A black and white photograph of Lady Trent, both older and young

Image Via Book Reviews

Written as a memoir by supposed famous dragon naturalist Lady Trent, A Natural History of Dragons chronicles the adventures of Isabella Trent who strives to become the authority of dragonology. Written as a bookish, very English sort of woman, Isabella is prim and proper, erudite and sophisticated while possessing a true passion for the dragons of the world. She would sooner examine a dragon up close than scream in terror, being truly fascinated and possessing a scholarly disposition that makes her quite lovable. It’s wonderful to watch her evolve as the series go on, seeing her adventures with dragons and showcasing how she is the most brilliant mind in the room.

 

4. Katniss Everdeen- The Hunger Games

 

Katniss Everdeen stands in a jumpsuit with a bow of arrows on her back

Image via Forbes

Thrust into The Hunger Games, a bloodsport that pits her against teens from fellow Districts, Katniss Everdeen rises to the occasion to take control of her destiny. Refusing to play by the Capital’s rules, she fights against the game at every opportunity, first refusing to kill her supposed ‘enemy’ Peeta at the game’s end, threatening to kill herself if the Capital doesn’t let them both live. Eventually, she becomes the leader of a rebellion against the District entirely, becoming a full fledged warrior as the Districts rise around her to overthrow President Snow. Katniss is a champion for inner strength, fierceness, and stone cold badassery.

 

3. Scout Finch- To Kill a Mockingbird

 

Scout Finch, a young girl leans on the table with her elbows

Image via Pininterest

Scout is great because of how real she feels. She narrates the book from her POV, showcasing her child’s view of the world, making us fall in love with her mannerisms and her fiesty attitude. She’s curious, always ready to get into a fight, and a tomboy, contrasting with the small town atmosphere around her that disapproves of her unladylike ways. She is at once relatable, yet always reminding us she’s a child and has a lot of growing up to do. But Scout is always wonderful, a great protagonist who showcases the spirit of a women beneath her childish exterior.

 

2. Arya Stark- A Song of Ice and Fire

 

Arya stands with a coin in hand as Sander Clegane lounges in the background around a campfire

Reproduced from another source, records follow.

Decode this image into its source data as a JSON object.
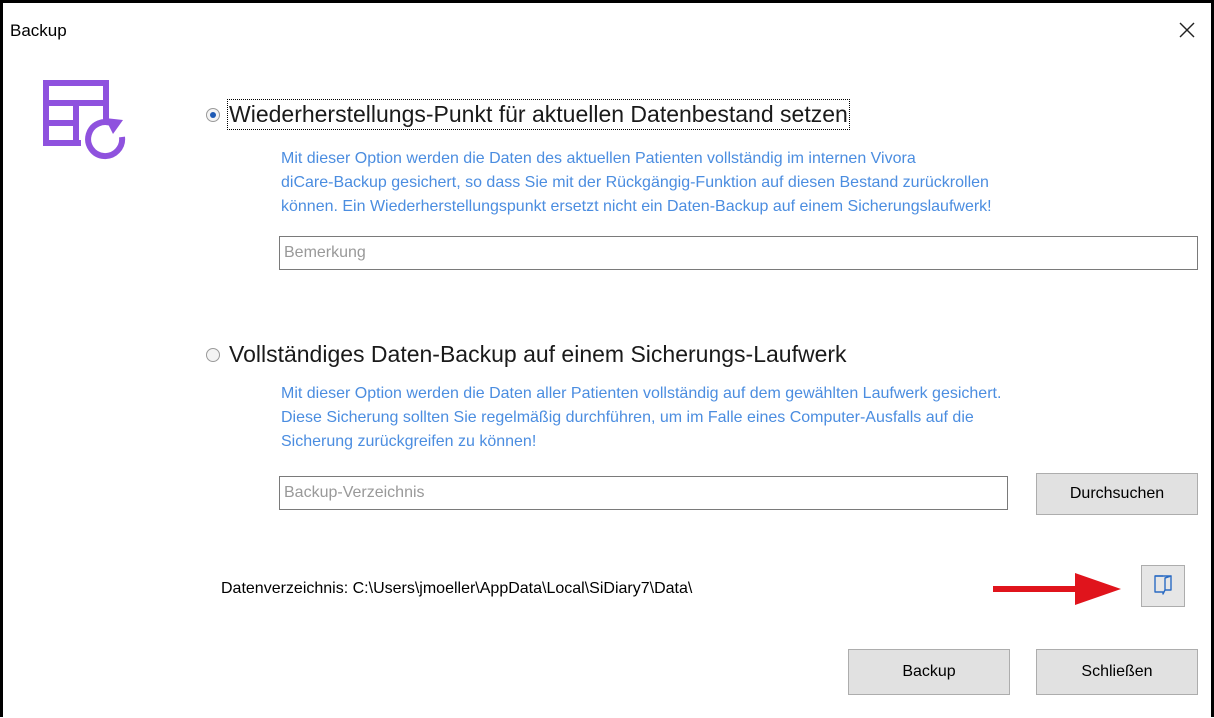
{
  "window": {
    "title": "Backup"
  },
  "icons": {
    "close": "close-icon",
    "logo": "database-restore-icon",
    "folder": "folder-icon",
    "arrow": "red-arrow-icon"
  },
  "colors": {
    "accent_text": "#4b8de0",
    "logo": "#8f52de",
    "arrow": "#e0141c"
  },
  "option_restore_point": {
    "label": "Wiederherstellungs-Punkt für aktuellen Datenbestand setzen",
    "selected": true,
    "description": [
      "Mit dieser Option werden die Daten des aktuellen Patienten vollständig im internen Vivora",
      "diCare-Backup gesichert, so dass Sie mit der Rückgängig-Funktion auf diesen Bestand zurückrollen",
      "können. Ein Wiederherstellungspunkt ersetzt nicht ein Daten-Backup auf einem Sicherungslaufwerk!"
    ],
    "remark_placeholder": "Bemerkung",
    "remark_value": ""
  },
  "option_full_backup": {
    "label": "Vollständiges Daten-Backup auf einem Sicherungs-Laufwerk",
    "selected": false,
    "description": [
      "Mit dieser Option werden die Daten aller Patienten vollständig auf dem gewählten Laufwerk gesichert.",
      "Diese Sicherung sollten Sie regelmäßig durchführen, um im Falle eines Computer-Ausfalls auf die",
      "Sicherung zurückgreifen zu können!"
    ],
    "directory_placeholder": "Backup-Verzeichnis",
    "directory_value": "",
    "browse_label": "Durchsuchen"
  },
  "data_directory": {
    "text": "Datenverzeichnis: C:\\Users\\jmoeller\\AppData\\Local\\SiDiary7\\Data\\"
  },
  "footer": {
    "backup_label": "Backup",
    "close_label": "Schließen"
  }
}
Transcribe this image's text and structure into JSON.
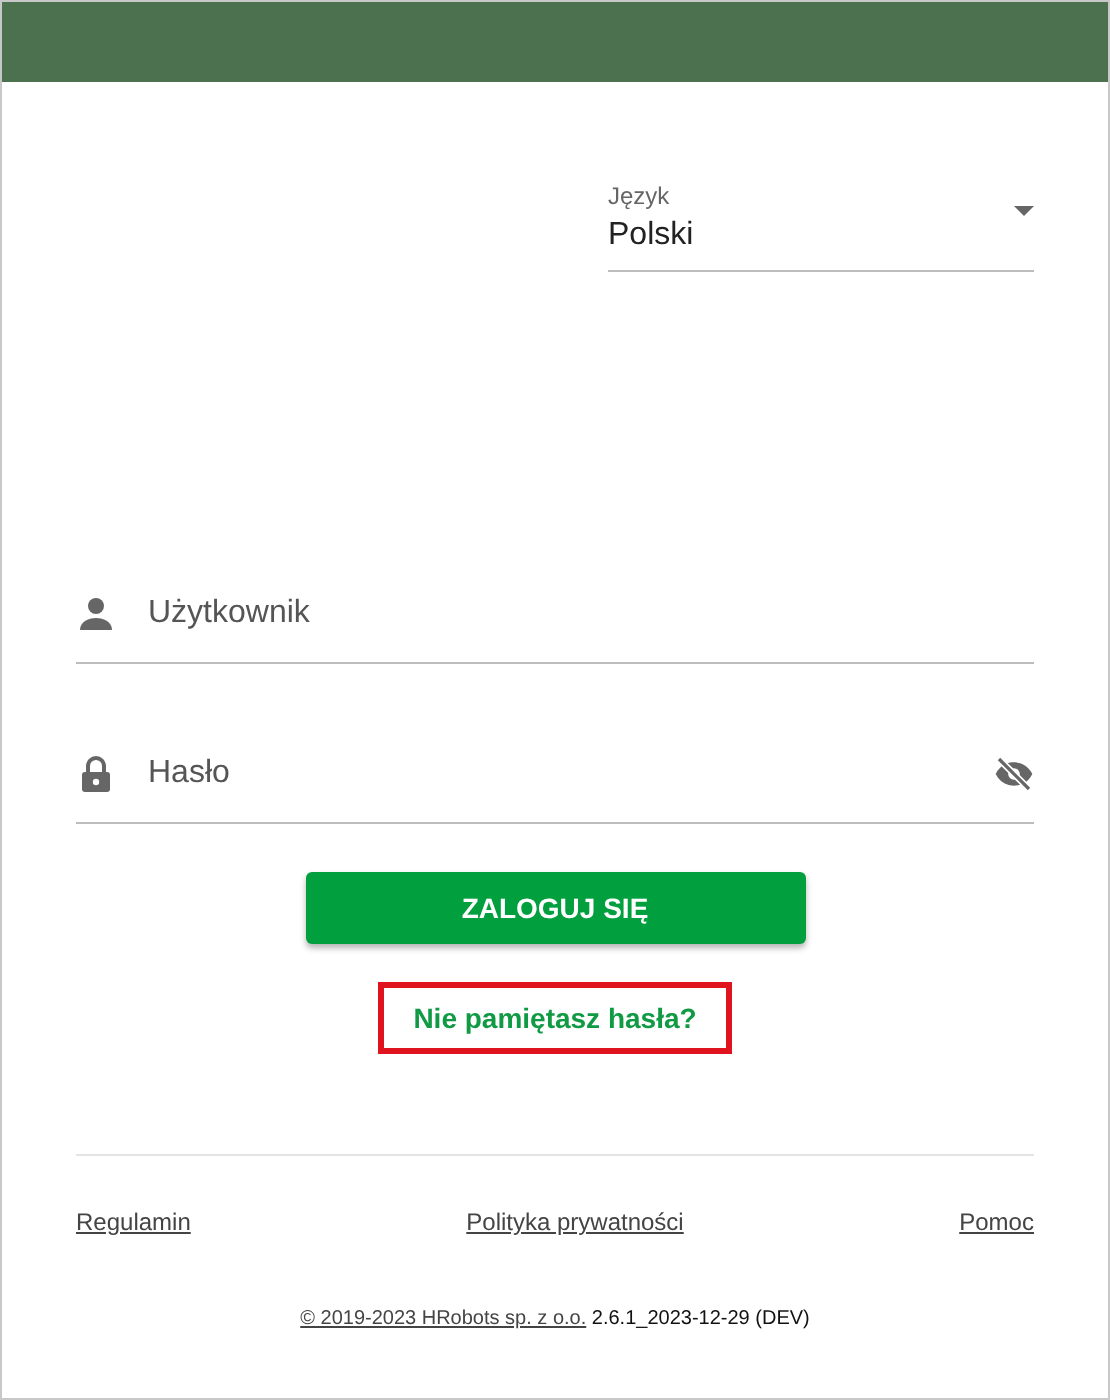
{
  "language": {
    "label": "Język",
    "value": "Polski"
  },
  "username": {
    "placeholder": "Użytkownik"
  },
  "password": {
    "placeholder": "Hasło",
    "visible": false
  },
  "login_button": {
    "label": "ZALOGUJ SIĘ"
  },
  "forgot_link": {
    "label": "Nie pamiętasz hasła?",
    "highlighted": true
  },
  "footer_links": [
    "Regulamin",
    "Polityka prywatności",
    "Pomoc"
  ],
  "copyright": {
    "link": "© 2019-2023 HRobots sp. z o.o.",
    "version": "2.6.1_2023-12-29 (DEV)"
  }
}
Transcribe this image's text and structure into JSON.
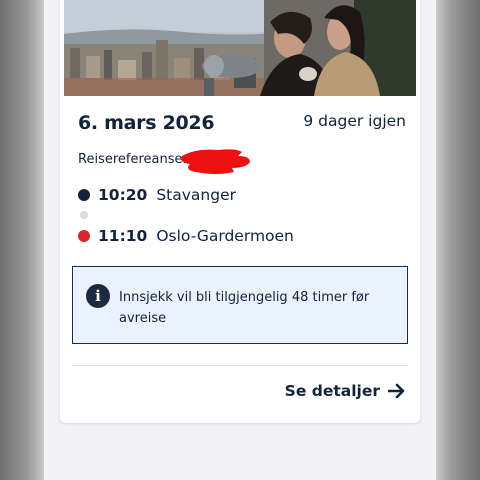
{
  "trip": {
    "date": "6. mars 2026",
    "days_left": "9 dager igjen",
    "reference_label": "Reiserefereanse:",
    "reference_value_hidden": true
  },
  "itinerary": {
    "departure": {
      "time": "10:20",
      "place": "Stavanger"
    },
    "arrival": {
      "time": "11:10",
      "place": "Oslo-Gardermoen"
    }
  },
  "notice": {
    "icon": "info-icon",
    "text": "Innsjekk vil bli tilgjengelig 48 timer før avreise"
  },
  "actions": {
    "details_label": "Se detaljer",
    "details_icon": "arrow-right-icon"
  },
  "colors": {
    "navy": "#14233a",
    "accent_red": "#d7282f",
    "notice_bg": "#eaf2fd",
    "redaction": "#ee1111"
  }
}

Image Via the Wrap

One of the protagonist of Game of ThronesArya began as an immature girl, the third child of Ned Stark who was interested in very unladylike things, being fiesty and independent. But as the series progresses, she grows into a fully fledged warrior, swearing revenge on those who killed her family and becoming one of the Faceless Men, learning their skills as an assassin. She wields an awesome sword named Needle and ventures across Westeros, trying to complete her list of named targets. Extremely popular with fans, Arya is vicious despite her small size and should never be underestimated.

 

1. Hermione Granger- Harry Potter

 

Hermione stands in her school uniform against a brown backdrop

Image via Vox

One of the iconic figures in the series, Hermione is arguably more capable than Harry, being an intelligent teenager with a gift for magic, an aptitude for history, and often described as a walking encyclopedia. Favoring brains over brawn, she comes up with the plans throughout the series and often represents a clear headed contrast to the more impulsive Ron or even Harry. She isn’t without her flaws, with her fear of failure driving her to nearly kill herself as she drowns herself in schoolwork, but she always prove herself a strong young woman, ready to smack anyone who challenges or insults her.

 

 

Featured Image Via Amazon